US8056487 *Oct 23, 2007Nov 15, 2011Tsudakoma Kogyo Kabushiki KaishaTilting table device
Classifications
U.S. Classification396/428, 396/5, 248/177.1, 348/373, 396/429, 396/419, 248/372.1, 248/183.3, 248/292.13
International ClassificationF16M11/06, G03B17/00, F16M11/10, F16M11/02, G03B17/56
Cooperative ClassificationF16M11/10, F16M11/06
European ClassificationF16M11/06, F16M11/10
Legal Events
DateCodeEventDescription
Nov 5, 2013FPExpired due to failure to pay maintenance fee
Effective date: 20130915
Sep 15, 2013LAPSLapse for failure to pay maintenance fees
Apr 26, 2013REMIMaintenance fee reminder mailed
Mar 27, 2007ASAssignment
Owner name: CAMERA DYNAMICS GMBH, GERMANY

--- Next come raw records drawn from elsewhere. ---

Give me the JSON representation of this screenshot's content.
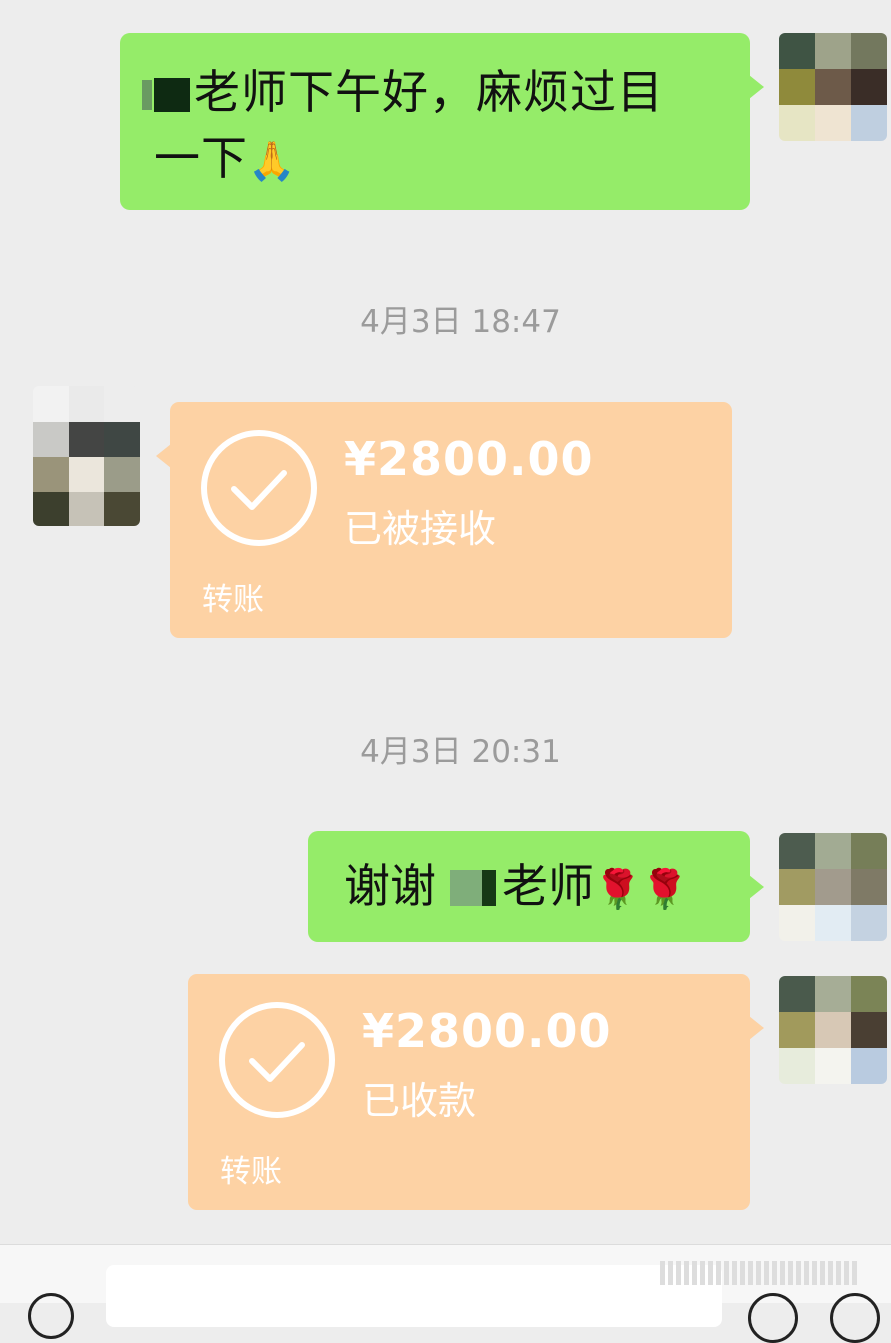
{
  "messages": [
    {
      "id": "msg1",
      "text_main": "老师下午好，麻烦过目",
      "text_line2": "一下",
      "emoji": "🙏"
    },
    {
      "id": "msg3",
      "text_before": "谢谢",
      "text_after": "老师",
      "emoji": "🌹🌹"
    }
  ],
  "timestamps": [
    "4月3日 18:47",
    "4月3日 20:31"
  ],
  "transfers": [
    {
      "amount": "¥2800.00",
      "status": "已被接收",
      "label": "转账"
    },
    {
      "amount": "¥2800.00",
      "status": "已收款",
      "label": "转账"
    }
  ],
  "colors": {
    "chat_background": "#ededed",
    "self_bubble": "#95ec69",
    "transfer_card": "#fdd2a4",
    "timestamp_text": "#9b9b9b"
  },
  "icons": {
    "transfer_status": "check-circle-icon",
    "input_bar_left": "voice-icon",
    "input_bar_right": [
      "emoji-icon",
      "plus-icon"
    ]
  }
}
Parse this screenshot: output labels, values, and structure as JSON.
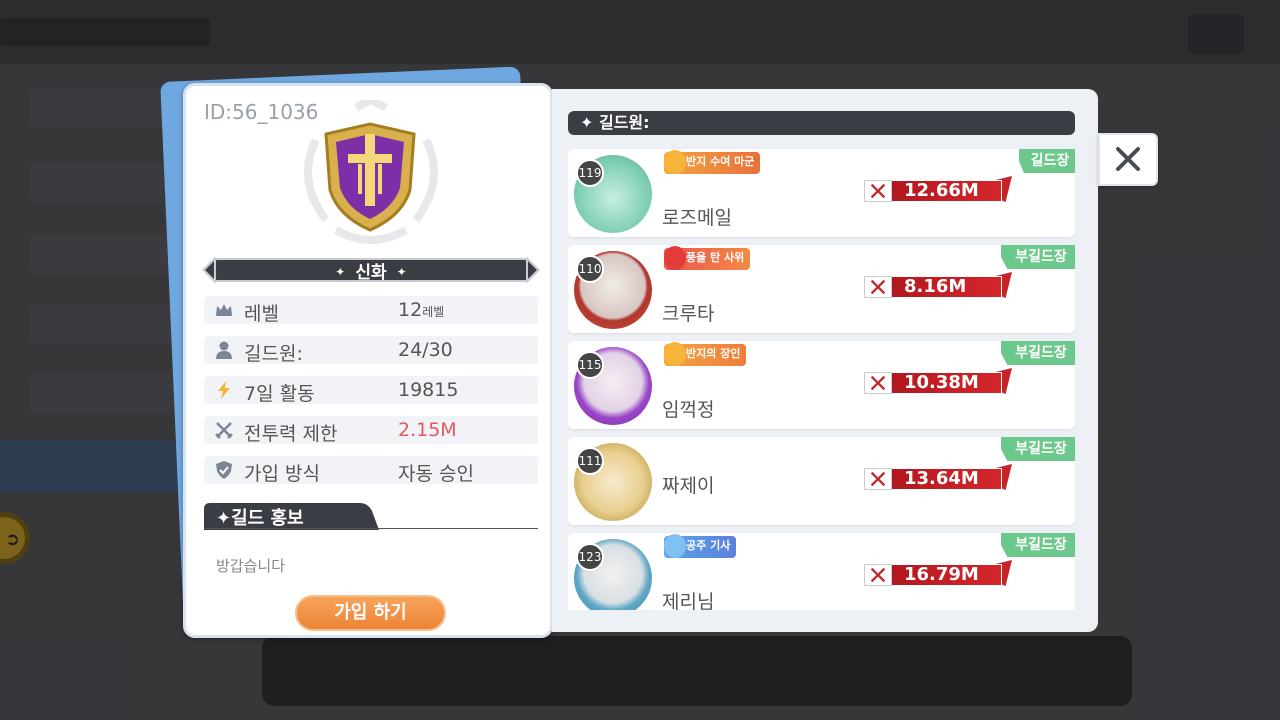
{
  "guild": {
    "id_text": "ID:56_1036",
    "rank_label": "신화",
    "stats": [
      {
        "icon": "crown-icon",
        "label": "레벨",
        "value": "12",
        "suffix": "레벨"
      },
      {
        "icon": "person-icon",
        "label": "길드원:",
        "value": "24/30"
      },
      {
        "icon": "lightning-icon",
        "label": "7일 활동",
        "value": "19815"
      },
      {
        "icon": "crossed-swords-icon",
        "label": "전투력 제한",
        "value": "2.15M"
      },
      {
        "icon": "shield-check-icon",
        "label": "가입 방식",
        "value": "자동 승인"
      }
    ],
    "promo_title": "길드 홍보",
    "promo_text": "방갑습니다",
    "join_label": "가입 하기"
  },
  "members_header": "길드원:",
  "members": [
    {
      "level": "119",
      "title": "반지 수여 마군",
      "name": "로즈메일",
      "power": "12.66M",
      "role": "길드장"
    },
    {
      "level": "110",
      "title": "풍을 탄 사위",
      "name": "크루타",
      "power": "8.16M",
      "role": "부길드장"
    },
    {
      "level": "115",
      "title": "반지의 장인",
      "name": "임꺽정",
      "power": "10.38M",
      "role": "부길드장"
    },
    {
      "level": "111",
      "title": "",
      "name": "짜제이",
      "power": "13.64M",
      "role": "부길드장"
    },
    {
      "level": "123",
      "title": "공주 기사",
      "name": "제리님",
      "power": "16.79M",
      "role": "부길드장"
    }
  ],
  "colors": {
    "accent_orange": "#ec8436",
    "power_red": "#c4242a",
    "role_green": "#6dc88b",
    "warning_red": "#e05a62"
  }
}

Free format text: ASSIGNMENT OF ASSIGNORS INTEREST;ASSIGNOR:KISTNER, BERNHARD;REEL/FRAME:019073/0817
Effective date: 20070315